Today, we go back further in history to see the well-preserved 1987 Taurus LX.
By the early 80’s, things had changed throughout the American automotive industry.Japanese products are gaining momentum and downsizing de rigueur, And the front-wheel drive platform was a siren song from the future. Customers and governments also emphasized paying attention to fuel economy, which means implementing more aerodynamic styling. Unique to that case, Ford was also losing a lot of time. Cumulative loss of $ 3 billion between 1979 and 1982.
In light of the above, Ford realized that one of the most important segments of the era, the mid-sized family sedan, needed to be replaced with an innovative, high-quality clean sheet. The Taurus project began in the early 80’s and Ford invested billions of dollars in its new mainstream ideas. By 1985, Taurus was ready for production. LTD out, torus in!
The new car was almost completely obscured until it was previewed in 1985. A curious Ford customer who visited the showroom to check out the new 1986 car was delighted to be presented with a modern car. The Taurus and its slightly flashy (and light bar) Mercury Sable brothers were offered in sedans and wagon variations, all sharing the same 106-inch wheelbase. It was three different engines that powered all first-generation DN5 platform vehicles. At the bottom is a 2.5 liter inline 4-cylinder, which was only available until 1990. The 3.0-liter Vulcan V6 was an option on sedans, but until 1990 it was standard on wagons. The top was the 3.8-liter Essex V6, which wasn’t available until 1988. The 3.8 became the standard engine for wagons in 1988, but has always been an option for Taurus sedans. Yamaha’s 3.0-liter SHOV6 was exclusively for SHO. Taurus models other than SHO were equipped with 3-speed or 4-speed automatic transmission, depending on the model and model year.
Ford intended the Taurus to appeal to a wide audience. The base MT-5 trim was equipped with minimal equipment, a mandatory 4-cylinder engine, and a 5-speed manual. The model was very unpopular and was discontinued after 1988. The most common trim torus was the L, but the mid-level GL gained the largest share of sales. The top was the LX, which wasn’t offered on a 4-cylinder engine.

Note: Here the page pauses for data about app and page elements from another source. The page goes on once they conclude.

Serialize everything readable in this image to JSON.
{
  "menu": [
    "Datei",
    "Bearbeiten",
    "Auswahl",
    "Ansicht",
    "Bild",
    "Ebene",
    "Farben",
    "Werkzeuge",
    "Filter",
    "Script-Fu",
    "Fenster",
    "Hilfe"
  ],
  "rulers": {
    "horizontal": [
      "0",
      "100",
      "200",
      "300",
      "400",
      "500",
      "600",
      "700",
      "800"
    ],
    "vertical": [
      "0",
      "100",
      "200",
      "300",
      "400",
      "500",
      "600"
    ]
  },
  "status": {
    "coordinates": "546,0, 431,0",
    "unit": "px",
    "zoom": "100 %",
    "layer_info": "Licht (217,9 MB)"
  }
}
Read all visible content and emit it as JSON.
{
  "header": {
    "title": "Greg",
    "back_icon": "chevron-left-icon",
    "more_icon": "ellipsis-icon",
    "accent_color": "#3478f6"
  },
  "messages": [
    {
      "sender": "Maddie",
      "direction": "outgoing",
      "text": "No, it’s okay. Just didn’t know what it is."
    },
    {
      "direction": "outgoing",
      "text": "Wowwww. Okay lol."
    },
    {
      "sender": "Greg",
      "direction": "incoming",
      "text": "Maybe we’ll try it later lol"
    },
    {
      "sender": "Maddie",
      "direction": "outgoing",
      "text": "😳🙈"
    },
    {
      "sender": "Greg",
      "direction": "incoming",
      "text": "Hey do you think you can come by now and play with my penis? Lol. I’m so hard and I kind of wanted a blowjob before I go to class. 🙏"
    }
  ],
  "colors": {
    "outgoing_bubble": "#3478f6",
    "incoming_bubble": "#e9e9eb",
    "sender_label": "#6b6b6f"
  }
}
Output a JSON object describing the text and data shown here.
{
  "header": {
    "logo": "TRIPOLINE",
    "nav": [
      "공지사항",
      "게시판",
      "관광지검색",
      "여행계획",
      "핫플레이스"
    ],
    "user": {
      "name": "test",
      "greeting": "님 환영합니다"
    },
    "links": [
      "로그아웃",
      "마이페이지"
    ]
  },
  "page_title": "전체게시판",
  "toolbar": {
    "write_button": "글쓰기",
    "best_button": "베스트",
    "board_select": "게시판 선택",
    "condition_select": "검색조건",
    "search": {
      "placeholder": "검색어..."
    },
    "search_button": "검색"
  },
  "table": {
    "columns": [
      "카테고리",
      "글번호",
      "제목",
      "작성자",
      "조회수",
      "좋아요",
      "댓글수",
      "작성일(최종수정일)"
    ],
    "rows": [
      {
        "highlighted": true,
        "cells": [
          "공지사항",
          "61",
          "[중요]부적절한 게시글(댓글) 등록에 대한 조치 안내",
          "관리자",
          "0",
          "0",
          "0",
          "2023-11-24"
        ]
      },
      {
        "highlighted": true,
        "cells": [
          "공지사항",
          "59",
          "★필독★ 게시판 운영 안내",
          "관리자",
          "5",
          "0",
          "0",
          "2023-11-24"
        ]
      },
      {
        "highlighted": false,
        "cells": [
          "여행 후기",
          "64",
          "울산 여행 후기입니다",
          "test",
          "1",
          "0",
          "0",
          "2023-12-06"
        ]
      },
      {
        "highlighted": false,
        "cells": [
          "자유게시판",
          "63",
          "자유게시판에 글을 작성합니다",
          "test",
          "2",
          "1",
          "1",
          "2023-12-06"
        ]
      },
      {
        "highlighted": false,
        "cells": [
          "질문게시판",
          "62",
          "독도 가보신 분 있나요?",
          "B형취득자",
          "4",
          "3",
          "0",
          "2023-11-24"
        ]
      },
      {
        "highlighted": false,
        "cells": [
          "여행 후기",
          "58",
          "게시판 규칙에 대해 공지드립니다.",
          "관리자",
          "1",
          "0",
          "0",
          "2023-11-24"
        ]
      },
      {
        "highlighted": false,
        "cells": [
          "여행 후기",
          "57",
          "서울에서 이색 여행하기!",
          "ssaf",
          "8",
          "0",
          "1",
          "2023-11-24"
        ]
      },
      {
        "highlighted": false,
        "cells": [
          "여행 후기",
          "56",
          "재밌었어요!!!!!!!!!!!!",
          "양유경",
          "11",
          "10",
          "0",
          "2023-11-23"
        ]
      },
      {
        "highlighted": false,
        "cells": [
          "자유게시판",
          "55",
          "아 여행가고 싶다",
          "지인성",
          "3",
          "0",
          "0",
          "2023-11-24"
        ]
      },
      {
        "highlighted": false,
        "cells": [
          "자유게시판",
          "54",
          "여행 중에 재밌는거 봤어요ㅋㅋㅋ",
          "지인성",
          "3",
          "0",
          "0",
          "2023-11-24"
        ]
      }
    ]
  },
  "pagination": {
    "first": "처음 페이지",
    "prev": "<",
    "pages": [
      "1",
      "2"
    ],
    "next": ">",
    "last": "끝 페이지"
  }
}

Taurus was a quick hit, shifting over 236,000 examples in its first model year.That number is Minimum By the year of sale, and by the end of the run of the first model in 1991, Ford had sold over 2 million Taurus. Sable recorded an additional 669,000 sales. A very important car for Ford and the family car class, the Taurus made a lasting impression on the automotive industry and set some precedents for family sedans.
Today’s time machine Rare Ride was available on Craigslist in Detroit within 24 hours. Only 99,000 miles owned by the original owner (Ford engineer) until very recently. LX demanded $ 2,400 in spectacular conditions, especially given its location.picture here..
Thanks to Sajeev Mehta, a former TTAC contributor for posting this rare ride on Facebook.
Magnificent original Ford Taurus from 1987
Source link Magnificent original Ford Taurus from 1987